Dry rot ravages a historic priory
Castle Cary is a picturesque market town nestled in the tranquil South Somerset countryside and within its rural surroundings, lies St.Johns Priory. The Grade 2 listed property dates back to 1877, and it was originally designed by Charles Bell.
In World War II American Forces occupied the Priory, then it became the convent home of the Sisters of Jesus Crucified who inhabited the building until 1997. Having since fallen into disrepair, Carlson Homes were granted permission to transform the property into luxurious apartments, with the aim of retaining as many of the original period features as possible.
Before the extensive renovation to restore the building into its former glory could begin, Carlson Homes needed a commercial timber and damp report carried out by a PCA approved property preservation specialist to determine the presence, and extent, of problems associated with Dry rot.
Timberwise visited St.Johns Priory on two separate occasions in order to gain a better understanding of the site, the defects and the client’s expectations. It was this attention to detail that meant Timberwise were awarded the works, despite a further report being carried out by a third party.
The client knew the works would not be given based on price, demonstrating experience is invaluable and they were confident in Timberwise’s 50 years of property preservation expertise.
Respectful of the building’s architectural integrity, an exploratory exposure survey was carried out. Having stood dormant and boarded up to avoid trespassers, there was no airflow within the property. It was confirmed that this, along with defective rainwater goods, had led to a confirmed extensive dry rot outbreak.
It was recommended that the remedial works be carried out over three phases:
Firstly before Timberwise Operatives could start work on the building the defective rainwater goods that were responsible for the water ingress were removed, as were the boarded-up windows to allow for the free flow of air. Typical of its construction and period the St.Johns Priory had extensive internal timbers forming decorative architraves, covings and doorframes.
Timberwise Operatives were then able to remove all affected timbers within a distance of 1m from the last sign of from the Dry rot outbreak, this then ensured that all areas affected had been adequately ascertained. This was a collaborative effort alongside the client’s labouring team, a more cost-effective approach for the client rather than have two or three Dry rot experts undertaking the ‘labour only’ role.

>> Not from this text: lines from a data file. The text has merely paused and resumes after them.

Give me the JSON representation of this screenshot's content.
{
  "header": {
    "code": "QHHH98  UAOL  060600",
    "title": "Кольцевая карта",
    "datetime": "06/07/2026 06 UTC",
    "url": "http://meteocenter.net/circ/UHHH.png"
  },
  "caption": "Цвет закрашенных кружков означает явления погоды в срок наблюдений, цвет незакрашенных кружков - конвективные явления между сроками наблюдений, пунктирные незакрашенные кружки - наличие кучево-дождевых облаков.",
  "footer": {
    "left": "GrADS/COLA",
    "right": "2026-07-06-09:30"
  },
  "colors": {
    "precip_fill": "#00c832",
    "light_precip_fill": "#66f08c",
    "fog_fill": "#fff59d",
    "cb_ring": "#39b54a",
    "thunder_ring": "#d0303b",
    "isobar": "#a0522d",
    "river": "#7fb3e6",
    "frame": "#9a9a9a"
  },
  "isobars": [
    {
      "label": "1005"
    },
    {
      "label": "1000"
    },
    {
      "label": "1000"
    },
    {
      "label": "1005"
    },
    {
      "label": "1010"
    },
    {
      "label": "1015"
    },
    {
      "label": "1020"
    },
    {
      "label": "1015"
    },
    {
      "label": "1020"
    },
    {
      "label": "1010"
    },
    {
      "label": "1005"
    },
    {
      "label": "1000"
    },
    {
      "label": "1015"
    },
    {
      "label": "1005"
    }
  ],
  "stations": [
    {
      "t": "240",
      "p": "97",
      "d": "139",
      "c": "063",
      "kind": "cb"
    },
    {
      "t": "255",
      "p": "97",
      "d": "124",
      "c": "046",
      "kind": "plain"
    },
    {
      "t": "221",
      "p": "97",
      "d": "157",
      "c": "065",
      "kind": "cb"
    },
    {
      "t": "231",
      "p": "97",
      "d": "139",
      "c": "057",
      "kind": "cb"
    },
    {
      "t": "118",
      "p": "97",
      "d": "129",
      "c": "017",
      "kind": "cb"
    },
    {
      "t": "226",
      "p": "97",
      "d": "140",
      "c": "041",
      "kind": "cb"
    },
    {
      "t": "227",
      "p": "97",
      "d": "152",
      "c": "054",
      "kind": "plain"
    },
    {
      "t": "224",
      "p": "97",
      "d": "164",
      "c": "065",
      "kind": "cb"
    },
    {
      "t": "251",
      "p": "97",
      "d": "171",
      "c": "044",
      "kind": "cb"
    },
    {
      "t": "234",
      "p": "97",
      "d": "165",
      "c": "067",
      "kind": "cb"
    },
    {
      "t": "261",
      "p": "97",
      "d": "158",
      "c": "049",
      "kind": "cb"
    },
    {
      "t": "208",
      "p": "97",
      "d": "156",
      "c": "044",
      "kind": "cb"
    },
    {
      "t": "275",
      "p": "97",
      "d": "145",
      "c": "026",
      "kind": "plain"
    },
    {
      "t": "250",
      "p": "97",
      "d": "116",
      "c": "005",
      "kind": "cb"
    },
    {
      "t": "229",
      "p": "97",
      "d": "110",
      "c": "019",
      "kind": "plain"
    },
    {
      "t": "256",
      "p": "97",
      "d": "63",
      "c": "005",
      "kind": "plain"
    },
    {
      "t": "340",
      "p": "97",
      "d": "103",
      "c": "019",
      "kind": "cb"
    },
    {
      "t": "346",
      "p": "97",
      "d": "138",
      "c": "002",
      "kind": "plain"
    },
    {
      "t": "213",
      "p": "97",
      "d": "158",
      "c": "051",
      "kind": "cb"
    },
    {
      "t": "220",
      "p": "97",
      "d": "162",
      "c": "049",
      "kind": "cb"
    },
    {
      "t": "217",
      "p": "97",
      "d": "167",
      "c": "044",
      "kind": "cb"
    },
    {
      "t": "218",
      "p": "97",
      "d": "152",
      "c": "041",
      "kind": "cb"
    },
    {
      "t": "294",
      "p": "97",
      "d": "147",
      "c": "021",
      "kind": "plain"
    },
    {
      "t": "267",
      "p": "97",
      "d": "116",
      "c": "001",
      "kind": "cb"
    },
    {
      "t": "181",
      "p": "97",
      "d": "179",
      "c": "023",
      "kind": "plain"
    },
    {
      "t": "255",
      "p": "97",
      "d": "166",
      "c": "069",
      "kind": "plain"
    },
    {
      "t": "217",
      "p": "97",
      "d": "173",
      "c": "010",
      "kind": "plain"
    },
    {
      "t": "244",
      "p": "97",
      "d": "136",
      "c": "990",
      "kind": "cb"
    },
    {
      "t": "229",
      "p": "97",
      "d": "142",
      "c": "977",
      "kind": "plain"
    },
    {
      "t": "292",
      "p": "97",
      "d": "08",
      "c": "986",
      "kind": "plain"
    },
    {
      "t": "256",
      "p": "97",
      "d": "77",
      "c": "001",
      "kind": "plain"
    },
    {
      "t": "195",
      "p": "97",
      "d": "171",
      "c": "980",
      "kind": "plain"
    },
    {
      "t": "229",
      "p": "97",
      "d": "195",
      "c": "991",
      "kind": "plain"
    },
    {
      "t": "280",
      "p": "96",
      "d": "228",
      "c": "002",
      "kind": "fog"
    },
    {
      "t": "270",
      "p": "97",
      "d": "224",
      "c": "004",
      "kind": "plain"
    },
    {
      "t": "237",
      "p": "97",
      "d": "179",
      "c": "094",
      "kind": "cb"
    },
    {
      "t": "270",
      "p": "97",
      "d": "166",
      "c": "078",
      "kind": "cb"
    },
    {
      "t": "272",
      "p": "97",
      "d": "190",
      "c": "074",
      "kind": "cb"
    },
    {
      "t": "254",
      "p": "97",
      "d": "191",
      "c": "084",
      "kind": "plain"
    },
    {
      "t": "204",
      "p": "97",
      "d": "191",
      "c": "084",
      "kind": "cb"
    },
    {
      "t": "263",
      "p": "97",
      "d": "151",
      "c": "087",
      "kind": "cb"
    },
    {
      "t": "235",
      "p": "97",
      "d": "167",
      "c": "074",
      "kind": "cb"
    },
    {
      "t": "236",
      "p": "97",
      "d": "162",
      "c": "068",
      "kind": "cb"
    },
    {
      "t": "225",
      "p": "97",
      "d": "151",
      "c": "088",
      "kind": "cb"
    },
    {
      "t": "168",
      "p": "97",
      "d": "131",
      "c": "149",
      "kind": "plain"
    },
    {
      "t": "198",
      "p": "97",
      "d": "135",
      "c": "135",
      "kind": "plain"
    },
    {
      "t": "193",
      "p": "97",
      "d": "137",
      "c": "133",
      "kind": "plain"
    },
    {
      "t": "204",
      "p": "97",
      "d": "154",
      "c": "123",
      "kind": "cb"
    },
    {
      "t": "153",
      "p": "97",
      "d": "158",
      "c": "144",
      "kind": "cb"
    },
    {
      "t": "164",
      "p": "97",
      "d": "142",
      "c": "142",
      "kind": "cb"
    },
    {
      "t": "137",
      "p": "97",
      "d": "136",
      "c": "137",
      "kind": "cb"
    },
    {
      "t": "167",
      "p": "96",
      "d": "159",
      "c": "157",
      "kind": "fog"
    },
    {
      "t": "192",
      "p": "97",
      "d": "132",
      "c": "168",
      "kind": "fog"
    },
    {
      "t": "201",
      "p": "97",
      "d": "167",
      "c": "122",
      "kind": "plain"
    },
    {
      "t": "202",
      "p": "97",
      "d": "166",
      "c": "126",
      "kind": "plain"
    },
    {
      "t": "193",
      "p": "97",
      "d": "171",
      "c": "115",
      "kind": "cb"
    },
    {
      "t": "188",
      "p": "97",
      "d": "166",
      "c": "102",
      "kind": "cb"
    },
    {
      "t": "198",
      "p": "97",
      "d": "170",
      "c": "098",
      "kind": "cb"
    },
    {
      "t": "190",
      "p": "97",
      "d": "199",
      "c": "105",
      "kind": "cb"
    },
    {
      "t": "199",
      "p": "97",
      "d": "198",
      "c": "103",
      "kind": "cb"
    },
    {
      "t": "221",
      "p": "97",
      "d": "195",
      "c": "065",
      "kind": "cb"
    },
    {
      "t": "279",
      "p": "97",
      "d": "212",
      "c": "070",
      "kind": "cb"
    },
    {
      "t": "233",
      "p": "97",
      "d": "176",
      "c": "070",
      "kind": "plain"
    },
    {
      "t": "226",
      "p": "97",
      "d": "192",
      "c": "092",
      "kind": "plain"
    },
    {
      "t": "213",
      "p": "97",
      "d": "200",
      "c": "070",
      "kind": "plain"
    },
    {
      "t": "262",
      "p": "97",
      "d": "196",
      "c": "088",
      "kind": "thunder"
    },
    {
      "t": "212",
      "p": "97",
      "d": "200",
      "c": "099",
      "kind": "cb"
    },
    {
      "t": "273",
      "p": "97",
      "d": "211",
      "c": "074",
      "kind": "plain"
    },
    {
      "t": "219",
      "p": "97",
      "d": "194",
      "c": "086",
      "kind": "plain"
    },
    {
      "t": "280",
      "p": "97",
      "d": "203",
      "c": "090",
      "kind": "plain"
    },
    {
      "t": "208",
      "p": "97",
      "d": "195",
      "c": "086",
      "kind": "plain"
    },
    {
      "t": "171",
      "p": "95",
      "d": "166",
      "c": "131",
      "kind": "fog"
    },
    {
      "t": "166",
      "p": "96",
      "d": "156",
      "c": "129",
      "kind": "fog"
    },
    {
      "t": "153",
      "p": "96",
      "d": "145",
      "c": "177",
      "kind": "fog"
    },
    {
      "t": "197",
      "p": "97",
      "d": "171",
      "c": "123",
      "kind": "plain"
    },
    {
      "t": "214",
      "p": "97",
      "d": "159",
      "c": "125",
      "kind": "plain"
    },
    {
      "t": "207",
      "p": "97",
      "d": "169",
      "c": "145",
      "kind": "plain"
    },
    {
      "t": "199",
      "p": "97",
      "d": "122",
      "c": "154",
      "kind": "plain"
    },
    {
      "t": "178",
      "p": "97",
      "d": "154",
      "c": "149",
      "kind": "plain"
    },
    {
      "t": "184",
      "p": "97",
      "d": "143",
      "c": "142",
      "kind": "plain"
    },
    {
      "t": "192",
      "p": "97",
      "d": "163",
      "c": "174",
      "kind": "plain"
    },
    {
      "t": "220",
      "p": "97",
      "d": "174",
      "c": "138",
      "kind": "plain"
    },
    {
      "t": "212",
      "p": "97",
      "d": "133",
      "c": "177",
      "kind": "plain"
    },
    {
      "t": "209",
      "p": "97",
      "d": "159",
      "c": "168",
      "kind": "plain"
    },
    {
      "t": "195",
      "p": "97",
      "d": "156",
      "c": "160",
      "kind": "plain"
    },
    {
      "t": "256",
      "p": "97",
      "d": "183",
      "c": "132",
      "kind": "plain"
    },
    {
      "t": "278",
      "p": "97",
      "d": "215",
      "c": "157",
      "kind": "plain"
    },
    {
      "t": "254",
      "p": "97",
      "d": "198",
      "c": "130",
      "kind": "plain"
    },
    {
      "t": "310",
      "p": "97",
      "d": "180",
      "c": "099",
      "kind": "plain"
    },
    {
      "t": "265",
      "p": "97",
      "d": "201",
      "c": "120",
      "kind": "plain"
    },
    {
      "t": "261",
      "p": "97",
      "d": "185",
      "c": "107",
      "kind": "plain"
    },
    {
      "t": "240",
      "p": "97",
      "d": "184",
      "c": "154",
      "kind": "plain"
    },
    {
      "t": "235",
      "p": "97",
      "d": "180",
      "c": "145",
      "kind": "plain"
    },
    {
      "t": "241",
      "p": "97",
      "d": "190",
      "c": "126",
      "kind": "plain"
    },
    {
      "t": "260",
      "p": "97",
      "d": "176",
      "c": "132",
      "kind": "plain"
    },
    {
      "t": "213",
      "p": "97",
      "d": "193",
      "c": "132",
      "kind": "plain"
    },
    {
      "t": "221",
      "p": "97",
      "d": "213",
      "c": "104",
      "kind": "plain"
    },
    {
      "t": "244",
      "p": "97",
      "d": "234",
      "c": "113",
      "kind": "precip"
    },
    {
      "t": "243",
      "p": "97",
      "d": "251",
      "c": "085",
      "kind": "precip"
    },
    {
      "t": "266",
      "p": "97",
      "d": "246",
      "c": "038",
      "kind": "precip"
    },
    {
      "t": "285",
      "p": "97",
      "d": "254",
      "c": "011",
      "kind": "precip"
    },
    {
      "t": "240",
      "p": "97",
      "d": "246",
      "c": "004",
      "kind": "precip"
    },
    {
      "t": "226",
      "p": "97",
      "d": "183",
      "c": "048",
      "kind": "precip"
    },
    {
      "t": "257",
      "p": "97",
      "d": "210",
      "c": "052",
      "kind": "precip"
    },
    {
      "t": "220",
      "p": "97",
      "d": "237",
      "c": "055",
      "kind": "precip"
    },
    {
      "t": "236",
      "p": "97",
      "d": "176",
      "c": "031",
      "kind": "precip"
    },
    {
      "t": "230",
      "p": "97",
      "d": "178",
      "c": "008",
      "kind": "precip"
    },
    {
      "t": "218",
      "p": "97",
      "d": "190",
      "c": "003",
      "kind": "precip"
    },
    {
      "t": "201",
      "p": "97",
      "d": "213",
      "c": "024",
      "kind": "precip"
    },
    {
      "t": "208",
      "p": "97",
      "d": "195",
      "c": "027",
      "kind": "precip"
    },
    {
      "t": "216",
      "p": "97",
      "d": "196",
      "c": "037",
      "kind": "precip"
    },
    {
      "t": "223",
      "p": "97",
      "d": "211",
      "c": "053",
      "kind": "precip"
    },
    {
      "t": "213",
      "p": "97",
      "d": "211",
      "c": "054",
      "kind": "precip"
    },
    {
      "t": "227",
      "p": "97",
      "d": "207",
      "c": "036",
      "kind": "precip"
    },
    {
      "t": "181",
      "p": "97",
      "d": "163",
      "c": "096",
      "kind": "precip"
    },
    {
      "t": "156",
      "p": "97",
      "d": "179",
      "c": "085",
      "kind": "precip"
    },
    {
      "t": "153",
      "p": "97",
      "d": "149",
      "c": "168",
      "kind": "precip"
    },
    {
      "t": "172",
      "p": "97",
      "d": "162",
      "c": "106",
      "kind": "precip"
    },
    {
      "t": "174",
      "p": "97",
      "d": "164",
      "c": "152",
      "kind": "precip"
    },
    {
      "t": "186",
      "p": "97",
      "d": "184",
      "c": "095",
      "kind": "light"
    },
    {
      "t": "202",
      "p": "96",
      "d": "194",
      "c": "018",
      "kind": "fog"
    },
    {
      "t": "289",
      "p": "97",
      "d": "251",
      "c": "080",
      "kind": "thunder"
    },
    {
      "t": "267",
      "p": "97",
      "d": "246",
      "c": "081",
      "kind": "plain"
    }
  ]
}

As well as removing all affected timbers it was vital that all fruiting bodies and large fungal growths created by Dry rot were removed. It was essential this was carried out with precision to stop them exploding and giving off millions of tiny brown spores looking to germinate on previously unaffected timbers.
The first course of high strength fungicidal spray treatment was applied to all affected and accessible areas, this was then left for a week to dry. Within the priory there were other major refurbishment works going on, Timberwise worked closely in conjunction with other contractors to highlight all of the necessary timbers that needed replacing.
The fungicidal spray is designed to penetrate deep into the masonry, the biocide then targets the fungus, kills it, and ultimately stops it from spreading. By leaving the spray to settle for a week, this allows sufficient time to revisit and see if any regrowth of fruiting bodies or mycelium has occurred thereby ensuring that these could be adequately dealt with using environmentally friendly fungicidal treatments, and ensuring that once the property was renovated there was no potential for a further Dry rot outbreak.
During the course of the extensive sterilisation works our trained Surveyor was on site regularly to check there was no evidence of regrowth, with no new outbreaks present the second coat of spray treatment was applied.
Dry rot spores are omnipresent and will germinate when the timber onto which they have settled reaches a certain moisture content, which is commonly accepted as being anything above 20%.
Once the spores have germinated, the mycelium strands will travel through brickwork and carry on to extreme distances in search of new timber from which to gain its food source. The dry rot then strips all of the nutrients and structural integrity from the timber, leaving it in a brittle like state with linear cracking referred to as cuboidal cracking.
Dry rot is often underrated and misunderstood and you can never be too cautious in dealing with an outbreak. All affected timber must be removed, brickwork sterilised and any new timber installed within a previous dry rot affected area must be both treated and isolated from contact with any previous area of outbreak.
It will track in every conceivable direction, even passing through a party wall between terraced or semi-detached properties and it must be dealt with thoroughly, and by experts to understand exactly what is required by way of treatment, and in particular what to be mindful of as new timbers are replaced.
There have been reports of properties that have been empty and left alone for a substantial period of time, but at the same time been poorly maintained whereby dry rot has taken hold primarily from a leak in the roof or something similar, and effectively destroyed all of the timbers on both the first and second floor including the staircase and all decorative timber mouldings.
In one instance in a Victorian terraced house in the north-west, the actual cost of remediation and works required was greater than the actual value of the property. This is because the dry rot had also affected all of the roof timbers, therefore, the entire property needed re-roofing and gutting internally before any form of remediation could take place and as a consequence, the house was virtually given away at auction because the value was virtually zero.